■ **Supplied information**:
○ ○ ○ ○ ○

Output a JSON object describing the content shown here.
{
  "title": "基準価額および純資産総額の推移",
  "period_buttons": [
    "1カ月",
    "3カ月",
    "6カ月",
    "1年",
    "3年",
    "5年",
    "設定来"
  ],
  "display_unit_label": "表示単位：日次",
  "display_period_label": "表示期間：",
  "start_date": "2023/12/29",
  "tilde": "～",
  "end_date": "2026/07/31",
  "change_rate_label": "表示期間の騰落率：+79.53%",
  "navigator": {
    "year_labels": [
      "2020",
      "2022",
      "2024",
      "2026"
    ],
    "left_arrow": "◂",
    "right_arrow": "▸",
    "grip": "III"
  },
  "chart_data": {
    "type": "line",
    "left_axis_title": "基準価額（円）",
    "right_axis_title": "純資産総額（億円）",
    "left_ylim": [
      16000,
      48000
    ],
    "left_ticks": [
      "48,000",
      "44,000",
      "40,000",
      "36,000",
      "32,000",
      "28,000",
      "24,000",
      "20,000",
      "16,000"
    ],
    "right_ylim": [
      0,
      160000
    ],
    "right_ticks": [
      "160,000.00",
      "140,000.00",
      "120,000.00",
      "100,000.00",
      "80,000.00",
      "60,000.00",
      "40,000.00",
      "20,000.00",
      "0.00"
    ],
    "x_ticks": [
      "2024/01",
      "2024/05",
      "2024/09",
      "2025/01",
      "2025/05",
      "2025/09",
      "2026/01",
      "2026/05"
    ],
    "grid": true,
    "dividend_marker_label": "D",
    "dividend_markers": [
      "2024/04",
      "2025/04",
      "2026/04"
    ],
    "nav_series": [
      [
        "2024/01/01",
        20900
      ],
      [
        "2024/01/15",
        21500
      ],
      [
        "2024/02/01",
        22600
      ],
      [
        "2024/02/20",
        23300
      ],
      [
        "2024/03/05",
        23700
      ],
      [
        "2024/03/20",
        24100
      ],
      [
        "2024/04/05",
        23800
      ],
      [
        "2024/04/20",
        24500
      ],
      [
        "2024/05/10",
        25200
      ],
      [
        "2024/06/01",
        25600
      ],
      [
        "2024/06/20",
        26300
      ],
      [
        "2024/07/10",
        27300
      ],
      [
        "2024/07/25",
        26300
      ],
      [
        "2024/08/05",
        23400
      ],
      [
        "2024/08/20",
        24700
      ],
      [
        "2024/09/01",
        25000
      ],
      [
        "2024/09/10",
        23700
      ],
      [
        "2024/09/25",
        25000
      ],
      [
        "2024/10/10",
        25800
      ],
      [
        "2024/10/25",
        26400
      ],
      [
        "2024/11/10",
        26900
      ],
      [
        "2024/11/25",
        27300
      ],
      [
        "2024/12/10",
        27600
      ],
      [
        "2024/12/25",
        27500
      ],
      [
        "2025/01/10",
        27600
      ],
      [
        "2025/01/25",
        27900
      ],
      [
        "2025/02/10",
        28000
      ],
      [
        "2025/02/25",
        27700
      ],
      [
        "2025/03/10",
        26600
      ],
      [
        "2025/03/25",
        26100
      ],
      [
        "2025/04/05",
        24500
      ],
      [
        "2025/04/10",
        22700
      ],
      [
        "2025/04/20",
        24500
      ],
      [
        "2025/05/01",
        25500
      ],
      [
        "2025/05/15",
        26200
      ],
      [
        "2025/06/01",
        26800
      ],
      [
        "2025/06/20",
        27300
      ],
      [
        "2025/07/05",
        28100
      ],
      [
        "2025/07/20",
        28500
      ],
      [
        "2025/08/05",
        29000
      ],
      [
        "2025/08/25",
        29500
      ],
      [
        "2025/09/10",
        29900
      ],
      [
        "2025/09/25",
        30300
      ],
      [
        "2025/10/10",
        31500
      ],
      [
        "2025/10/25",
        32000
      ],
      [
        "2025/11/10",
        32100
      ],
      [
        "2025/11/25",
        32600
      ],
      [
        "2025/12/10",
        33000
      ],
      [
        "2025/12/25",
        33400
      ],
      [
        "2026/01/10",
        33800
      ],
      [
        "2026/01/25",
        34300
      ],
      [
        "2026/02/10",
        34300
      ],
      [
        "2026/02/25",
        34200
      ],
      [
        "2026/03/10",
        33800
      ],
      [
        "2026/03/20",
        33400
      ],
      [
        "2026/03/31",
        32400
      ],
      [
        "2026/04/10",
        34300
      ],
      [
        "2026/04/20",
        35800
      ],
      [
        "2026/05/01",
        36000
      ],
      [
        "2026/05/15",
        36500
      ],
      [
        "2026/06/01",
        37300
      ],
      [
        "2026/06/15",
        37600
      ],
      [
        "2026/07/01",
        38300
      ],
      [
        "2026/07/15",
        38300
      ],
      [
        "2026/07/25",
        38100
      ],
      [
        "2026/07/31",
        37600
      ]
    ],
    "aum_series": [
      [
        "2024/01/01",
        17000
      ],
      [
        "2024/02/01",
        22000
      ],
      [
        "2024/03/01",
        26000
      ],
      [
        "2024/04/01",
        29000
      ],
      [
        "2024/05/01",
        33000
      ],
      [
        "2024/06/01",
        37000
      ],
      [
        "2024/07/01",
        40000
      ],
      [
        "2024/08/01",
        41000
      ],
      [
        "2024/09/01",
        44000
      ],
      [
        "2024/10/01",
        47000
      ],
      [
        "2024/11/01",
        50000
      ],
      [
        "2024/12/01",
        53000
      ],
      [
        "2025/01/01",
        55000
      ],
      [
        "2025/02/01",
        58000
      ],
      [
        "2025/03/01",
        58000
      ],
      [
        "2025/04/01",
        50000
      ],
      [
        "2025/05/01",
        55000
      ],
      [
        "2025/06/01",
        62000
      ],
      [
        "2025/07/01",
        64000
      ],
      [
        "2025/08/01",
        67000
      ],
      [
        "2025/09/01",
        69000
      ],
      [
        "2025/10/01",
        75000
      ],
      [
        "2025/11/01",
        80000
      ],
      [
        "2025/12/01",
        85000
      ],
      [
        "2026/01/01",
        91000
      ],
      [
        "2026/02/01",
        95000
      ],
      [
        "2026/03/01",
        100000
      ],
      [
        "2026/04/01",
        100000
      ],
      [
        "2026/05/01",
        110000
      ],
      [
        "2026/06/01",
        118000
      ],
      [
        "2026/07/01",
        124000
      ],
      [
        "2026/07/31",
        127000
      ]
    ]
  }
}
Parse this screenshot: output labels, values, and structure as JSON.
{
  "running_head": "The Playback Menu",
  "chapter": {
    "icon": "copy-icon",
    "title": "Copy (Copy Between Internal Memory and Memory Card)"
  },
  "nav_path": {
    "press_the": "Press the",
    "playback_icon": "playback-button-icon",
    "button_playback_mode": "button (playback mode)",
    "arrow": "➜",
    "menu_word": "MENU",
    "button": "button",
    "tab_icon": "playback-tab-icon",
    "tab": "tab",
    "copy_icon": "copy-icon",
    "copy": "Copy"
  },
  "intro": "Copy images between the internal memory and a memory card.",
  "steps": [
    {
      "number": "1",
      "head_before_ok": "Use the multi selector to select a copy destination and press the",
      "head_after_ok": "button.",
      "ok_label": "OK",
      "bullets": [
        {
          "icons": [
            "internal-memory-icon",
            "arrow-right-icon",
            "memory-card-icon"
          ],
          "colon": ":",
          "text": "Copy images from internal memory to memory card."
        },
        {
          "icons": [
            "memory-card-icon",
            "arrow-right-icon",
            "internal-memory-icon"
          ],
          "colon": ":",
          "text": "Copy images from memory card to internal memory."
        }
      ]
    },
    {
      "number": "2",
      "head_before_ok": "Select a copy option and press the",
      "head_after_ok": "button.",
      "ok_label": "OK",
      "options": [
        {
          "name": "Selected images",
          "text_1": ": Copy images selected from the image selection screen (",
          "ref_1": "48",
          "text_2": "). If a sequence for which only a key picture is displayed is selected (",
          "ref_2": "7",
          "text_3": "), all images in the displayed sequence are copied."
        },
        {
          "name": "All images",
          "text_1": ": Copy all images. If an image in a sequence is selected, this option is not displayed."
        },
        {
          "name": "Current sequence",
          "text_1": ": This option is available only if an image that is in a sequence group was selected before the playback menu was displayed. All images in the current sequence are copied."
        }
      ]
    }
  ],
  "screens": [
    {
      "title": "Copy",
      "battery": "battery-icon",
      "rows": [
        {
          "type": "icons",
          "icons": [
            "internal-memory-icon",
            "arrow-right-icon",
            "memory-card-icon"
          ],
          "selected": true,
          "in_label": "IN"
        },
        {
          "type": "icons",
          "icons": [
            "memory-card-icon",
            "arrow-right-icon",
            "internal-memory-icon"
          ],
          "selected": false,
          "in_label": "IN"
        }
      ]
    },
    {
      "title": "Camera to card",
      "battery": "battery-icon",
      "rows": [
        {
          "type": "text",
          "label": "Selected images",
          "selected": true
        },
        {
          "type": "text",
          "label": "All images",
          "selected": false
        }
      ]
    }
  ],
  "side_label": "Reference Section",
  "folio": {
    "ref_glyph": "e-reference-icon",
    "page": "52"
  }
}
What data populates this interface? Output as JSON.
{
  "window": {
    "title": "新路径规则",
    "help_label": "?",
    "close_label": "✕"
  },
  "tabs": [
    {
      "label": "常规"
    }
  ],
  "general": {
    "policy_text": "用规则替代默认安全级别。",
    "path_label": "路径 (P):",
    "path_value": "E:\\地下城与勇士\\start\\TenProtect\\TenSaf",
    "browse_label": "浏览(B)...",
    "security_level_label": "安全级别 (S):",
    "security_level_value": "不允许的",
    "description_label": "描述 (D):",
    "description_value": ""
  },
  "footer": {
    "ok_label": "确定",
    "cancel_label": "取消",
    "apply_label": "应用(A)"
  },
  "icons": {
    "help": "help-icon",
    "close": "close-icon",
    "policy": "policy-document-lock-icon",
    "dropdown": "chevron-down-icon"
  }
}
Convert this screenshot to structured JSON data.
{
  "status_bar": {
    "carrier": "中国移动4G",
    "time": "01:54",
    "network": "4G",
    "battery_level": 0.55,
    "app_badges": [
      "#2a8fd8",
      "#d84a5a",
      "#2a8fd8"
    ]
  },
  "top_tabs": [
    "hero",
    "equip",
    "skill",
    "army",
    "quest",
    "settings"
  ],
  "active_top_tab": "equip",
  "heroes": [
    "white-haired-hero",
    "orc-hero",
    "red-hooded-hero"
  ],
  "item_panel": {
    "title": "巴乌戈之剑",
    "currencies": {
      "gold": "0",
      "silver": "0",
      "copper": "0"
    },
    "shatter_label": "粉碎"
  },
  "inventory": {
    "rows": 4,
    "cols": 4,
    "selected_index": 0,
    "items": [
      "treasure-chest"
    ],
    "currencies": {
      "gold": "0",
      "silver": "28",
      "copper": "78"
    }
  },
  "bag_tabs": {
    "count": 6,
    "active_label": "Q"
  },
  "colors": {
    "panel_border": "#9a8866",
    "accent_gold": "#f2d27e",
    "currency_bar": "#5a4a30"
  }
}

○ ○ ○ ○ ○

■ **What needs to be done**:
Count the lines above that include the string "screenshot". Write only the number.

■ **Exercise answer**:
2